Where might the PrPSc molecules that infect 'normal' individuals have come from? Clearly, in Prusiner's mice experiments they were injected into the recipient animal in the brain extracts from animals that already had scrapie. In the case of kuru, abnormal PrP molecules are presumed to have been present in the tissue - particularly the brain tissue - of people whose bodies were eaten. It is likely that kuru started from a sporadic case of CJD and became established as a relatively common disease within the Foré tribe through some of those who participated in these mortuary feasts becoming infected with kuru in this way and then themselves being eaten after death and so on. The fact that the disease has now almost disappeared some five decades after the cessation of cannibalism supports this explanation.
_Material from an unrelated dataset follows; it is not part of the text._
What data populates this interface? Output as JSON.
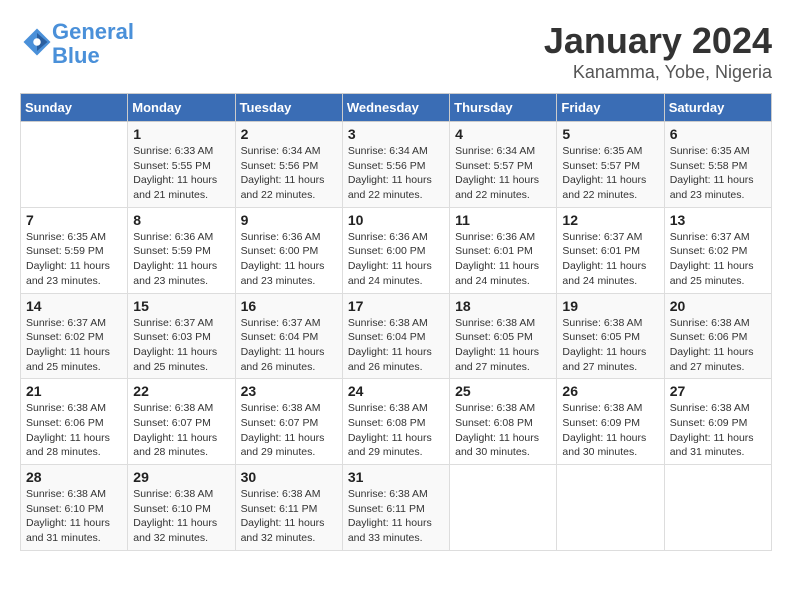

Go back over Sections 1 and 2, locate the places where you noted down the letter E, and compare your choices with those suggested below, where short explanations are provided. How do these explanations compare with your own notes?
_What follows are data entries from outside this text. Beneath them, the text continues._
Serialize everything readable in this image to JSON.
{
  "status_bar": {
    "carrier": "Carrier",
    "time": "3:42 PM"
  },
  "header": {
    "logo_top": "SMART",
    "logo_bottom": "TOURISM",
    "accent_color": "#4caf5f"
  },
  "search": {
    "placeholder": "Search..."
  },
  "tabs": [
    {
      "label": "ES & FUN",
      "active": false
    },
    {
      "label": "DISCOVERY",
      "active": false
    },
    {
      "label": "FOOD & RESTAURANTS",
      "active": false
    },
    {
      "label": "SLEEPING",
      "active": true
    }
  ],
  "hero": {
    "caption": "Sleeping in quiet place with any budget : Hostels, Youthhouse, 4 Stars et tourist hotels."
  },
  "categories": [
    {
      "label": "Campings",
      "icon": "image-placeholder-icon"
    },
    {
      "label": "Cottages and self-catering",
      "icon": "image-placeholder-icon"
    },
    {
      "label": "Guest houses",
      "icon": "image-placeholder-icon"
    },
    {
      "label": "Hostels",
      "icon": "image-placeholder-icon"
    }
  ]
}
From now until the end of Section 6, continue to note down the letter E when you identify material that you consider to be particularly relevant to ethical issues. However, this time write more detailed explanations of the way(s) in which the material is relevant to this theme. You will be asked to compare these explanations with our 'Comments' in Activity 4 at the end of Section 6.
As noted in the text, although cattle displaying symptoms of BSE are usually killed immediately (see Section 1.2), this is not a policy applied to humans who contract fatal diseases.
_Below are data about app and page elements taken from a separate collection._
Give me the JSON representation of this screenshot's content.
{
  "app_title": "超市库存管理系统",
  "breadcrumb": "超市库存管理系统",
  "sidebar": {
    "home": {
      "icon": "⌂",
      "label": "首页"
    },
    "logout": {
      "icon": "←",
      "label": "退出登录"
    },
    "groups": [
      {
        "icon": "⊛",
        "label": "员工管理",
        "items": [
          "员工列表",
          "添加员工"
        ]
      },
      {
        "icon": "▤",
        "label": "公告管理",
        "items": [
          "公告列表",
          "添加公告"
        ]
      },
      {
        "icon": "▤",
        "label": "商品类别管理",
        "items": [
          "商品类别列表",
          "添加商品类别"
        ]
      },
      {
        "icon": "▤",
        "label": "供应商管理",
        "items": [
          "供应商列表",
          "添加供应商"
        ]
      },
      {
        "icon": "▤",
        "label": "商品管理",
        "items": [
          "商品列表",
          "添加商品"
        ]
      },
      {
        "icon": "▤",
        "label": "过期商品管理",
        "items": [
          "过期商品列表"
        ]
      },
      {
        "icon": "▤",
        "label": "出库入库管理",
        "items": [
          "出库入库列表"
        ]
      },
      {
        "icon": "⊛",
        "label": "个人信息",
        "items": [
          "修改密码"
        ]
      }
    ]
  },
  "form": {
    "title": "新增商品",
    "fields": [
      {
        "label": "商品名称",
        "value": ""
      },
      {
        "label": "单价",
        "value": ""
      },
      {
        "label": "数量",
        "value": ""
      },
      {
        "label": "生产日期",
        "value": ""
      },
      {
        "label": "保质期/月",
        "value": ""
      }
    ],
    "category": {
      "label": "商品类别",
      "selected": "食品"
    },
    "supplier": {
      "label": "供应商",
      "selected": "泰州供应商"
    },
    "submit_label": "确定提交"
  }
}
Ethical issues may arise from medical use of biological materials (such as growth hormone or corneas) derived from the bodies of deceased people (presumably with their explicit consent) even if their undiagnosed CJD had not caused iatrogenic CJD in the patients (see Section 1.3)
Cannibalism is one of the great taboos in most cultures and societies. Routine cannibalism among the Foré until the mid-20th century (Section 1.3) would therefore certainly be regarded an ethical issue in a pejorative sense by many UK citizens. On the other hand, the Foré presumably engaged in this activity as a mark of great respect for their dead, and from their point of view not to engage in cannibalism would be an ethical issue. This illustrates how value systems from different cultures and societies influence how ethical issues are defined.
As discussed in Box 2 and elsewhere, the deliberate infection of animal 'models' with disease - and, indeed, the use of non-human animals in experiments generally - is an ethical issue because of the suffering and possible deaths of these animals. Whilst this is manifestly so for people who object on principle to all or most such experimentation, this should also be true for all responsible citizens and especially for those engaged in designing or carrying out experiments involving animals.